START LISTED RECORDS
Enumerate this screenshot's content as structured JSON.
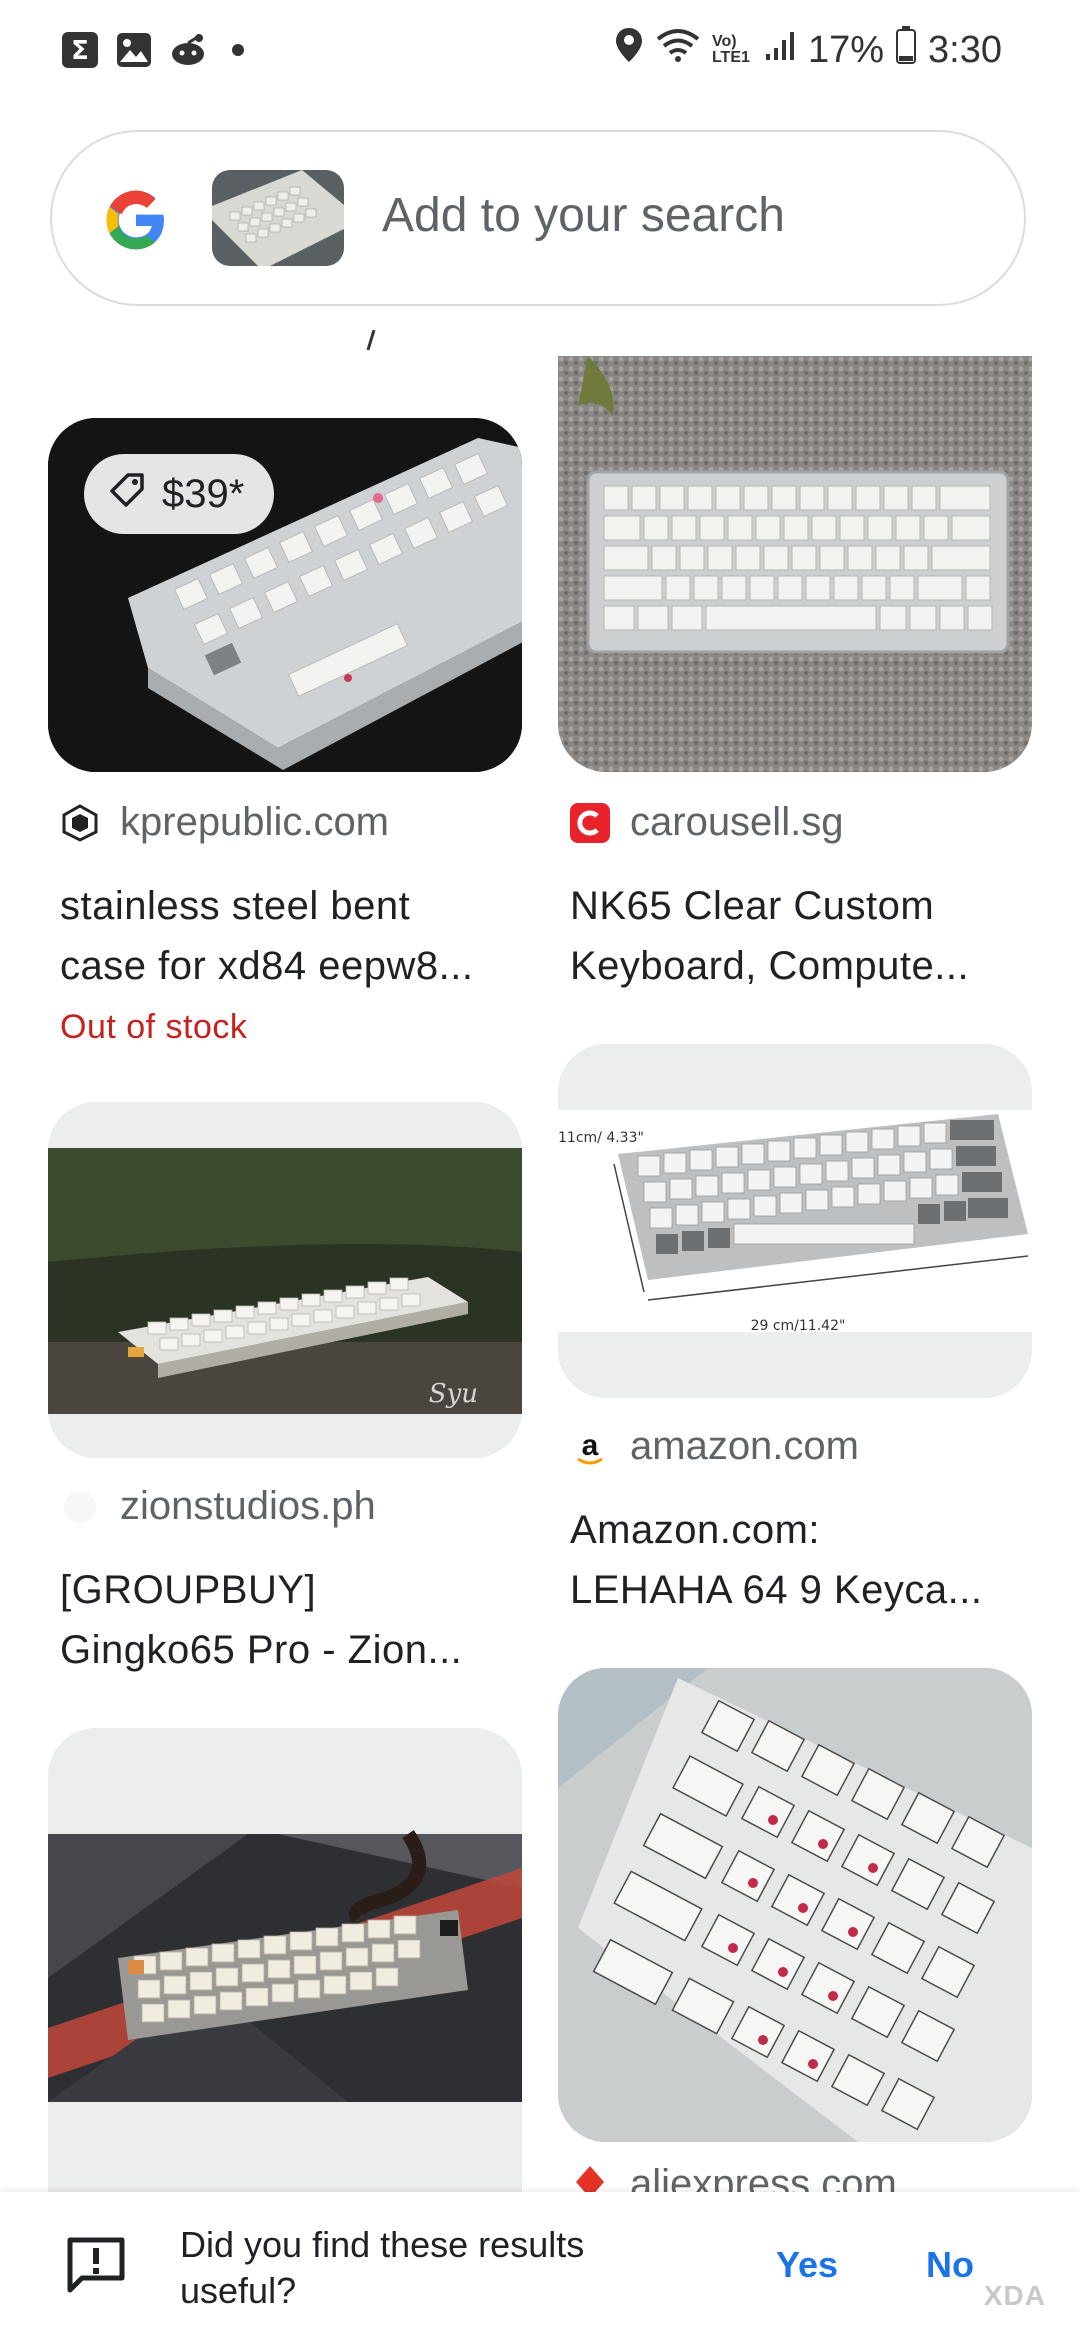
{
  "status_bar": {
    "battery": "17%",
    "time": "3:30",
    "network_label": "Vo) LTE1"
  },
  "search": {
    "placeholder": "Add to your search"
  },
  "results": [
    {
      "price": "$39*",
      "source": "kprepublic.com",
      "title_line1": "stainless steel bent",
      "title_line2": "case for xd84 eepw8...",
      "stock": "Out of stock"
    },
    {
      "source": "carousell.sg",
      "title_line1": "NK65 Clear Custom",
      "title_line2": "Keyboard, Compute..."
    },
    {
      "source": "zionstudios.ph",
      "title_line1": "[GROUPBUY]",
      "title_line2": "Gingko65 Pro - Zion..."
    },
    {
      "source": "amazon.com",
      "title_line1": "Amazon.com:",
      "title_line2": "LEHAHA 64 9 Keyca...",
      "image_text_dim1": "11cm/ 4.33\"",
      "image_text_dim2": "29 cm/11.42\""
    },
    {
      "source": "aliexpress.com"
    }
  ],
  "feedback": {
    "question_line1": "Did you find these results",
    "question_line2": "useful?",
    "yes": "Yes",
    "no": "No"
  },
  "watermark": "XDA",
  "colors": {
    "link_blue": "#1a73e8",
    "out_of_stock_red": "#c5221f",
    "muted_text": "#5f6368"
  }
}
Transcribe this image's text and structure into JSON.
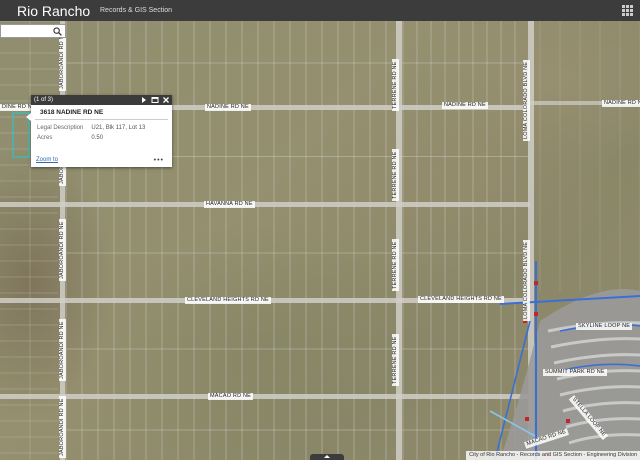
{
  "header": {
    "title": "Rio Rancho",
    "subtitle": "Records & GIS Section"
  },
  "search": {
    "value": "",
    "placeholder": ""
  },
  "popup": {
    "counter": "(1 of 3)",
    "title": "3618 NADINE RD NE",
    "fields": [
      {
        "label": "Legal Description",
        "value": "U21, Blk 117, Lot 13"
      },
      {
        "label": "Acres",
        "value": "0.50"
      }
    ],
    "zoom_label": "Zoom to",
    "more_label": "•••"
  },
  "roads": {
    "nadine": "NADINE RD NE",
    "nadine_left": "DINE RD NE",
    "havanna": "HAVANNA RD NE",
    "cleveland": "CLEVELAND HEIGHTS RD NE",
    "macao": "MACAO RD NE",
    "jaboro": "JABOROANDI RD NE",
    "terrene": "TERRENE RD NE",
    "loma": "LOMA COLORADO BLVD NE",
    "skyline": "SKYLINE LOOP NE",
    "summit": "SUMMIT PARK RD NE",
    "macao_right": "MACAO RD NE",
    "stella": "STELLA LOOP NE"
  },
  "attribution": "City of Rio Rancho - Records and GIS Section - Engineering Division",
  "colors": {
    "header": "#3c3c3c",
    "parcel_line": "#d8d8d8",
    "road": "#d0cfc8",
    "water_line": "#3a6fd8",
    "selected_parcel": "#2ec4c4"
  }
}
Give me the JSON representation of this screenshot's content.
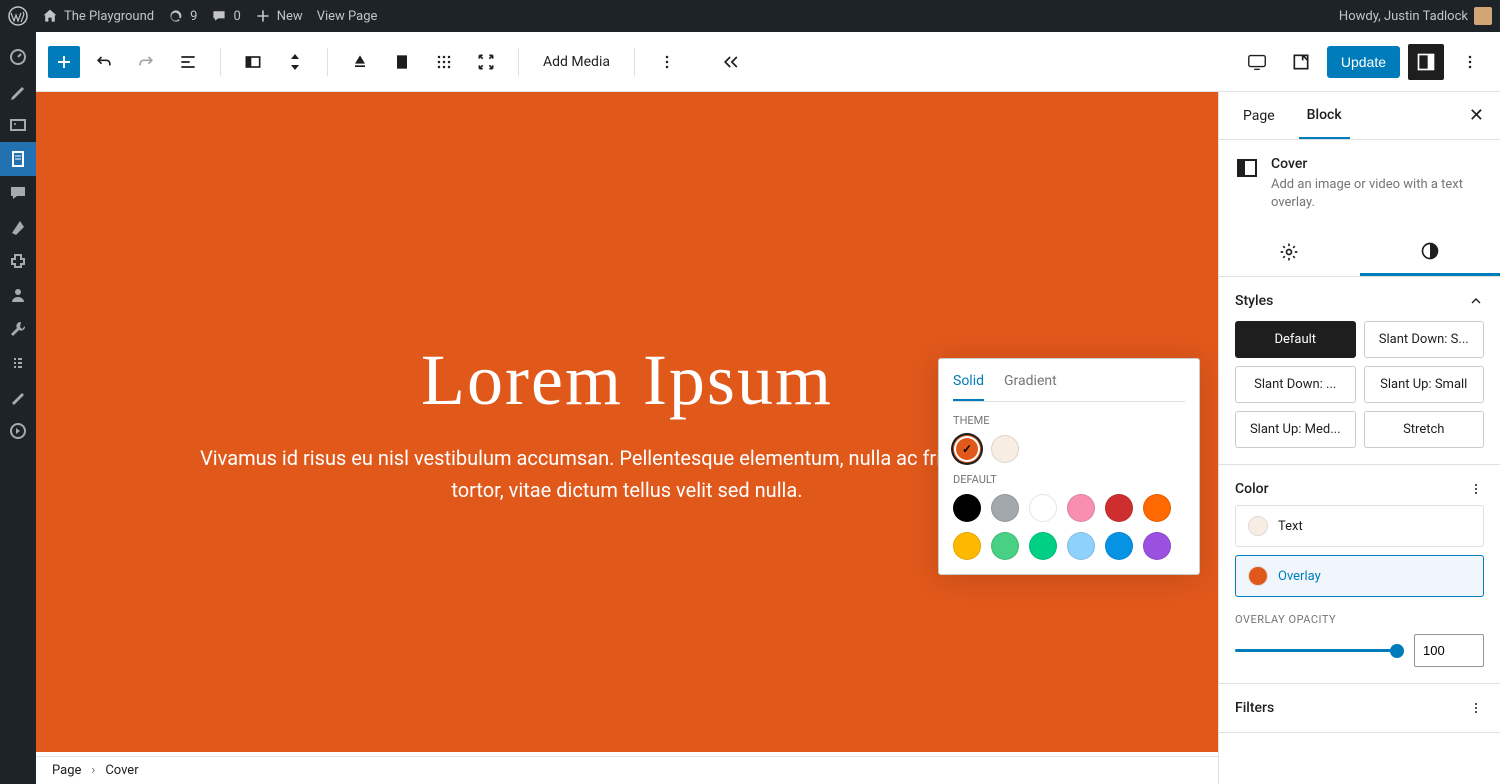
{
  "adminBar": {
    "siteName": "The Playground",
    "updates": "9",
    "comments": "0",
    "new": "New",
    "viewPage": "View Page",
    "howdy": "Howdy, Justin Tadlock"
  },
  "toolbar": {
    "addMedia": "Add Media",
    "update": "Update"
  },
  "cover": {
    "title": "Lorem Ipsum",
    "text": "Vivamus id risus eu nisl vestibulum accumsan. Pellentesque elementum, nulla ac fringilla aliquet tortor, vitae dictum tellus velit sed nulla."
  },
  "sidebar": {
    "tabs": {
      "page": "Page",
      "block": "Block"
    },
    "blockName": "Cover",
    "blockDesc": "Add an image or video with a text overlay.",
    "stylesHeading": "Styles",
    "styles": [
      "Default",
      "Slant Down: S...",
      "Slant Down: ...",
      "Slant Up: Small",
      "Slant Up: Med...",
      "Stretch"
    ],
    "colorHeading": "Color",
    "textLabel": "Text",
    "overlayLabel": "Overlay",
    "opacityLabel": "OVERLAY OPACITY",
    "opacityValue": "100",
    "filtersHeading": "Filters"
  },
  "popover": {
    "solid": "Solid",
    "gradient": "Gradient",
    "theme": "THEME",
    "default": "DEFAULT",
    "themeColors": [
      "#e1581b",
      "#f7ede2"
    ],
    "defaultColors": [
      "#000000",
      "#a3a8ad",
      "#ffffff",
      "#f88fb0",
      "#cf2e2e",
      "#ff6900",
      "#fcb900",
      "#48d084",
      "#00d084",
      "#8ed1fc",
      "#0693e3",
      "#9b51e0"
    ]
  },
  "breadcrumb": {
    "page": "Page",
    "block": "Cover"
  }
}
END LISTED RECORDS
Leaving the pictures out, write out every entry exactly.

- OUTPUT OF THE TASK:
Enumerate this screenshot's content as structured JSON.
{
  "status_bar": {
    "battery": "17%",
    "time": "3:30",
    "network_label": "Vo) LTE1"
  },
  "search": {
    "placeholder": "Add to your search"
  },
  "results": [
    {
      "price": "$39*",
      "source": "kprepublic.com",
      "title_line1": "stainless steel bent",
      "title_line2": "case for xd84 eepw8...",
      "stock": "Out of stock"
    },
    {
      "source": "carousell.sg",
      "title_line1": "NK65 Clear Custom",
      "title_line2": "Keyboard, Compute..."
    },
    {
      "source": "zionstudios.ph",
      "title_line1": "[GROUPBUY]",
      "title_line2": "Gingko65 Pro - Zion..."
    },
    {
      "source": "amazon.com",
      "title_line1": "Amazon.com:",
      "title_line2": "LEHAHA 64 9 Keyca...",
      "image_text_dim1": "11cm/ 4.33\"",
      "image_text_dim2": "29 cm/11.42\""
    },
    {
      "source": "aliexpress.com"
    }
  ],
  "feedback": {
    "question_line1": "Did you find these results",
    "question_line2": "useful?",
    "yes": "Yes",
    "no": "No"
  },
  "watermark": "XDA",
  "colors": {
    "link_blue": "#1a73e8",
    "out_of_stock_red": "#c5221f",
    "muted_text": "#5f6368"
  }
}
Transcribe this image's text and structure into JSON.
{
  "header": {
    "title": "Rio Rancho",
    "subtitle": "Records & GIS Section"
  },
  "search": {
    "value": "",
    "placeholder": ""
  },
  "popup": {
    "counter": "(1 of 3)",
    "title": "3618 NADINE RD NE",
    "fields": [
      {
        "label": "Legal Description",
        "value": "U21, Blk 117, Lot 13"
      },
      {
        "label": "Acres",
        "value": "0.50"
      }
    ],
    "zoom_label": "Zoom to",
    "more_label": "•••"
  },
  "roads": {
    "nadine": "NADINE RD NE",
    "nadine_left": "DINE RD NE",
    "havanna": "HAVANNA RD NE",
    "cleveland": "CLEVELAND HEIGHTS RD NE",
    "macao": "MACAO RD NE",
    "jaboro": "JABOROANDI RD NE",
    "terrene": "TERRENE RD NE",
    "loma": "LOMA COLORADO BLVD NE",
    "skyline": "SKYLINE LOOP NE",
    "summit": "SUMMIT PARK RD NE",
    "macao_right": "MACAO RD NE",
    "stella": "STELLA LOOP NE"
  },
  "attribution": "City of Rio Rancho - Records and GIS Section - Engineering Division",
  "colors": {
    "header": "#3c3c3c",
    "parcel_line": "#d8d8d8",
    "road": "#d0cfc8",
    "water_line": "#3a6fd8",
    "selected_parcel": "#2ec4c4"
  }
}
Give me the JSON representation of this screenshot's content.
{
  "adminBar": {
    "siteName": "The Playground",
    "updates": "9",
    "comments": "0",
    "new": "New",
    "viewPage": "View Page",
    "howdy": "Howdy, Justin Tadlock"
  },
  "toolbar": {
    "addMedia": "Add Media",
    "update": "Update"
  },
  "cover": {
    "title": "Lorem Ipsum",
    "text": "Vivamus id risus eu nisl vestibulum accumsan. Pellentesque elementum, nulla ac fringilla aliquet tortor, vitae dictum tellus velit sed nulla."
  },
  "sidebar": {
    "tabs": {
      "page": "Page",
      "block": "Block"
    },
    "blockName": "Cover",
    "blockDesc": "Add an image or video with a text overlay.",
    "stylesHeading": "Styles",
    "styles": [
      "Default",
      "Slant Down: S...",
      "Slant Down: ...",
      "Slant Up: Small",
      "Slant Up: Med...",
      "Stretch"
    ],
    "colorHeading": "Color",
    "textLabel": "Text",
    "overlayLabel": "Overlay",
    "opacityLabel": "OVERLAY OPACITY",
    "opacityValue": "100",
    "filtersHeading": "Filters"
  },
  "popover": {
    "solid": "Solid",
    "gradient": "Gradient",
    "theme": "THEME",
    "default": "DEFAULT",
    "themeColors": [
      "#e1581b",
      "#f7ede2"
    ],
    "defaultColors": [
      "#000000",
      "#a3a8ad",
      "#ffffff",
      "#f88fb0",
      "#cf2e2e",
      "#ff6900",
      "#fcb900",
      "#48d084",
      "#00d084",
      "#8ed1fc",
      "#0693e3",
      "#9b51e0"
    ]
  },
  "breadcrumb": {
    "page": "Page",
    "block": "Cover"
  }
}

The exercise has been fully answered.